I was raised to be an optimist. My mother, a supreme optimist, taught me that the future always brings good tidings. In Yeshiva, I learned how prayer and mitzvot shield the righteous from harm; don’t worry, bad things don’t happen to good people. As a student, I learned how the march of scientific progress has cured disease and improved life. How could I be anything other than an optimist?
Indeed, optimism is what led me to the Rabbinate. The pulpit was a perfect place to share my idealistic dreams of progress and redemption.
Ironically, the Rabbinate actually did much to erode my optimism. Until I started working as a Rabbi, tragedy was pretty much an abstraction, something remote; it is as a Rabbi that I first had to confront actual tragedies. Unfortunately, I have officiated at funerals for accident victims, and visited parents sitting shiva for their children. While I was struggling with these tragedies in my own community, in New York and Israel, terrorists murdered thousands of innocents in suicide attacks. The convergence of these catastrophic events shook my optimism, and even my faith. I learned that life doesn’t always have a happy ending; I realized that bad things can happen to good people.

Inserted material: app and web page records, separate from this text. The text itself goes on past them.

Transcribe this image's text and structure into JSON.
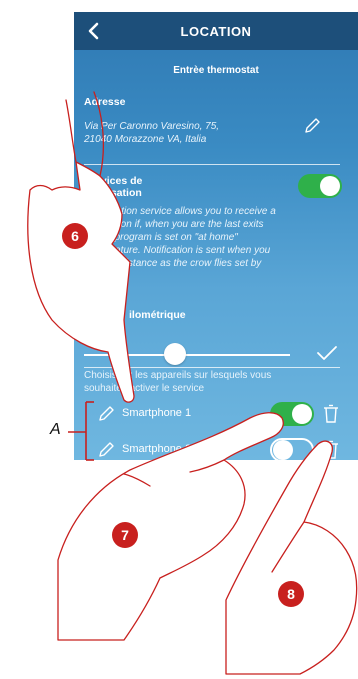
{
  "header": {
    "title": "LOCATION"
  },
  "subtitle": "Entrèe thermostat",
  "address": {
    "label": "Adresse",
    "line1": "Via Per Caronno Varesino, 75,",
    "line2": "21040 Morazzone VA, Italia"
  },
  "services": {
    "label_line1": "Services de",
    "label_line2": "localisation",
    "enabled": true,
    "desc_lines": [
      "Geolocation service allows you to receive a",
      "notification if, when you are the last exits",
      "home, program is set on \"at home\"",
      "temperature. Notification is sent when you",
      "reach a distance as the crow flies set by"
    ]
  },
  "distance": {
    "label": "ilométrique"
  },
  "devices_intro": {
    "line1": "Choisissez les appareils sur lesquels vous",
    "line2": "souhaitez activer le service"
  },
  "devices": [
    {
      "name": "Smartphone 1",
      "enabled": true
    },
    {
      "name": "Smartphone 2",
      "enabled": false
    }
  ],
  "annotations": {
    "bracket_label": "A",
    "step6": "6",
    "step7": "7",
    "step8": "8"
  },
  "colors": {
    "header": "#1d4f7a",
    "toggle_on": "#2fb04a",
    "badge": "#c8201e"
  },
  "icons": [
    "back-chevron-icon",
    "pencil-icon",
    "check-icon",
    "trash-icon"
  ]
}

I was forced to reconsider my beliefs. In my search for new insights, authors like Rav Solovietchik, Victor Frankl and the Piaseczner Rebbe opened my eyes to realistic approaches to the problem of evil. My belief became more profound, and there was even some room for optimism.
No, I no longer believe that things will always go well. (I haven’t shelved my hopes completely, but that’s for another day). I can never again be a passive optimist. Passive optimists believe that “all is for the best” and whatever happens, no matter how awful, is truly good. Actually, this approach is insensitive, disparaging the genuine suffering that many people experience.

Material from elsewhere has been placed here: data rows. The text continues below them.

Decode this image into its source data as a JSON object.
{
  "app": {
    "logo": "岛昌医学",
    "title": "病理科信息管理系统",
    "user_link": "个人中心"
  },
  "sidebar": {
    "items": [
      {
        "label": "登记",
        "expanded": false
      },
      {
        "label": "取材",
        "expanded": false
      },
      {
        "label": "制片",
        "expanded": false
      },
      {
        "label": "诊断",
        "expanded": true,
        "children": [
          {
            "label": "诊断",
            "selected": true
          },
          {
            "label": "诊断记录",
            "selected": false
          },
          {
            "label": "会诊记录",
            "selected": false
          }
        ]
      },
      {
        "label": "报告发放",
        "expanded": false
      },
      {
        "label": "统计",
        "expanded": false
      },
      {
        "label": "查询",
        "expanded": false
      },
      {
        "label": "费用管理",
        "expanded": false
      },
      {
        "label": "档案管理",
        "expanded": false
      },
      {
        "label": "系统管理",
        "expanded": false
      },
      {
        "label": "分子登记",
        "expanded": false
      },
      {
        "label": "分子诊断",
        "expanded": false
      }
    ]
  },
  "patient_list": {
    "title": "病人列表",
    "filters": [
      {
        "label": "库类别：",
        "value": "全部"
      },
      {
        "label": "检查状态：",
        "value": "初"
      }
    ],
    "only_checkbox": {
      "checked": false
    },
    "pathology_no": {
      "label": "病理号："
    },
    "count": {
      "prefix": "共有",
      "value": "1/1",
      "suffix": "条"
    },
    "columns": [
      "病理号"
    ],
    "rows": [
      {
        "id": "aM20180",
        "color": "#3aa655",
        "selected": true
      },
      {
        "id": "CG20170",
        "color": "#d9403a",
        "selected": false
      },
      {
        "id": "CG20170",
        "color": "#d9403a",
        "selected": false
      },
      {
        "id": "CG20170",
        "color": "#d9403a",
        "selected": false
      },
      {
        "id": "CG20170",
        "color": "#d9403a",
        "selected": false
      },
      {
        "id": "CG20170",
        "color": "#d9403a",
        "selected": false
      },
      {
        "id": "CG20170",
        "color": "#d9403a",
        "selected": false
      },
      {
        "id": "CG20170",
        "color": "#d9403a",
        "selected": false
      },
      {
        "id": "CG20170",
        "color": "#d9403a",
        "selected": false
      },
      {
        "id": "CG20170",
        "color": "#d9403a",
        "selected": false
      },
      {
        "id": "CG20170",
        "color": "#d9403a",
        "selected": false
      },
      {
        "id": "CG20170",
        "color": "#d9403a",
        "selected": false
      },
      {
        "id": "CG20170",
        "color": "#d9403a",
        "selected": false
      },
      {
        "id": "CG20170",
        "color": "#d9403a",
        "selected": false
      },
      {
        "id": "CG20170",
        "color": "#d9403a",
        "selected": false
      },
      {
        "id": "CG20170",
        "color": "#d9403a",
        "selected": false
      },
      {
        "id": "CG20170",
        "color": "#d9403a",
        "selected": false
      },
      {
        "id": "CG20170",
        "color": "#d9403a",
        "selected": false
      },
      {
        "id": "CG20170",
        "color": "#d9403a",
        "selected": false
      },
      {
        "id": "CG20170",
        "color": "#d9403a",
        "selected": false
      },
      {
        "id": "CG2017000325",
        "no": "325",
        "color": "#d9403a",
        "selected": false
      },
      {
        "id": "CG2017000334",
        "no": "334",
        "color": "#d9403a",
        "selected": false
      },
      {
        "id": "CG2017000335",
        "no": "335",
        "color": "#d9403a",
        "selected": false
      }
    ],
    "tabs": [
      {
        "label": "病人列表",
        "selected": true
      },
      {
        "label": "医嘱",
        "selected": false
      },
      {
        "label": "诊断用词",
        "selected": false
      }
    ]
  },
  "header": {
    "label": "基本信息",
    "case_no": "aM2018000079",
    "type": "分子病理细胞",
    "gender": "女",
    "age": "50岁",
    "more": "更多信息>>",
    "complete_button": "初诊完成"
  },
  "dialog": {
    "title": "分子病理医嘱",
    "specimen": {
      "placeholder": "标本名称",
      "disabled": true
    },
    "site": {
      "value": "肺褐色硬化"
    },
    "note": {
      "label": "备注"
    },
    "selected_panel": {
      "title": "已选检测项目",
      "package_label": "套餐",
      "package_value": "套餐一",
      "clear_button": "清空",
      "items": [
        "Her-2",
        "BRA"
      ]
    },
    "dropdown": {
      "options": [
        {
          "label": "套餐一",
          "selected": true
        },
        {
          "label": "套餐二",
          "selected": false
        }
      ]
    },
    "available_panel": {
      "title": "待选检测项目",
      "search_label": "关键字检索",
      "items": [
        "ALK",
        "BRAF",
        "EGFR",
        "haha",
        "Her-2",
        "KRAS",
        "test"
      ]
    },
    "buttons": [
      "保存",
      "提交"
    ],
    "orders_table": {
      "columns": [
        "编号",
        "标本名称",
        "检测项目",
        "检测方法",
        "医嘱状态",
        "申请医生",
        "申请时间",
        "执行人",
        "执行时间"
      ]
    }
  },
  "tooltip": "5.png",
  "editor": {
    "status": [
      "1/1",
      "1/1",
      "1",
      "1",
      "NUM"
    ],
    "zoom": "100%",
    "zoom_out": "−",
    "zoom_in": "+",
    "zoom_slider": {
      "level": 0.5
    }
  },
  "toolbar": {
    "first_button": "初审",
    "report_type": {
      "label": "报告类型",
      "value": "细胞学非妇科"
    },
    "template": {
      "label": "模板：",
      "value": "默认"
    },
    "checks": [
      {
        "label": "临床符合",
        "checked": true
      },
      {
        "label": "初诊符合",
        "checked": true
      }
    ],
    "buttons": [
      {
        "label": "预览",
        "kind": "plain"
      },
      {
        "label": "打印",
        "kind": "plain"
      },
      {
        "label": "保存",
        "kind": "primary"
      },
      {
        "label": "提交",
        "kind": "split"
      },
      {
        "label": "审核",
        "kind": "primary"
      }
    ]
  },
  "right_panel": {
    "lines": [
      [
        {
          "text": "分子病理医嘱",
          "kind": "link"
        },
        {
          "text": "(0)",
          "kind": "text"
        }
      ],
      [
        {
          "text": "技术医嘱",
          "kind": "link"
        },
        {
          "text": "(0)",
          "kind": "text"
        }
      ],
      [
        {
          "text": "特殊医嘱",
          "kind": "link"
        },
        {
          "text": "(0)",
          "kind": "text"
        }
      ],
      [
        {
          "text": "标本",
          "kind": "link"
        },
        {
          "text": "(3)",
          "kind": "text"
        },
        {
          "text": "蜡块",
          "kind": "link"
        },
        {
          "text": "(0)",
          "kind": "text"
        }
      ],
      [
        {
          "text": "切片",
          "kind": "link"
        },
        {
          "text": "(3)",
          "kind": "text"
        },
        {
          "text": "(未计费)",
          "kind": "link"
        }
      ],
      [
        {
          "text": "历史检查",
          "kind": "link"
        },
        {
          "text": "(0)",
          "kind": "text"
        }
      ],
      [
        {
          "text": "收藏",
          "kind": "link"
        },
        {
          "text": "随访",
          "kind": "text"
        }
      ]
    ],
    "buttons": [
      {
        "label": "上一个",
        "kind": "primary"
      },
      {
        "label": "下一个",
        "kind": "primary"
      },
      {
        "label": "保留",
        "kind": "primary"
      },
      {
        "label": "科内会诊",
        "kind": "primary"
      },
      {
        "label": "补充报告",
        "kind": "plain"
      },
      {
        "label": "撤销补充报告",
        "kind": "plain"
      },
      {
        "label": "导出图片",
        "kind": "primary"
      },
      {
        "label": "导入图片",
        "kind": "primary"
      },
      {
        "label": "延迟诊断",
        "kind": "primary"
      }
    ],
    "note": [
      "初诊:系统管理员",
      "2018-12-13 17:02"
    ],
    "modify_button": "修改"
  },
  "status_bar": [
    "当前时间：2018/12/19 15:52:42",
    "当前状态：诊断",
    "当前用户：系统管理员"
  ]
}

But even a realist can be an optimist. I cannot be sure everything will be alright; I do not know or understand God’s plans. But if I try, I can improve things. This is optimism of action, an optimism about what we can do and accomplish.
The world is tragic, but we can still produce happiness. Terrorists, illnesses and accidents destroy the beautiful and the innocent; it is up to us to combat evil, give love, and create new life. With kindness, spirituality and progress, we can improve the world.
My current optimism has nothing to do with fate. I believe in free will, and I believe in the possibility of human goodness. I am optimistic because I can, (and you can), choose to improve the world. All we have to do is make the right choices.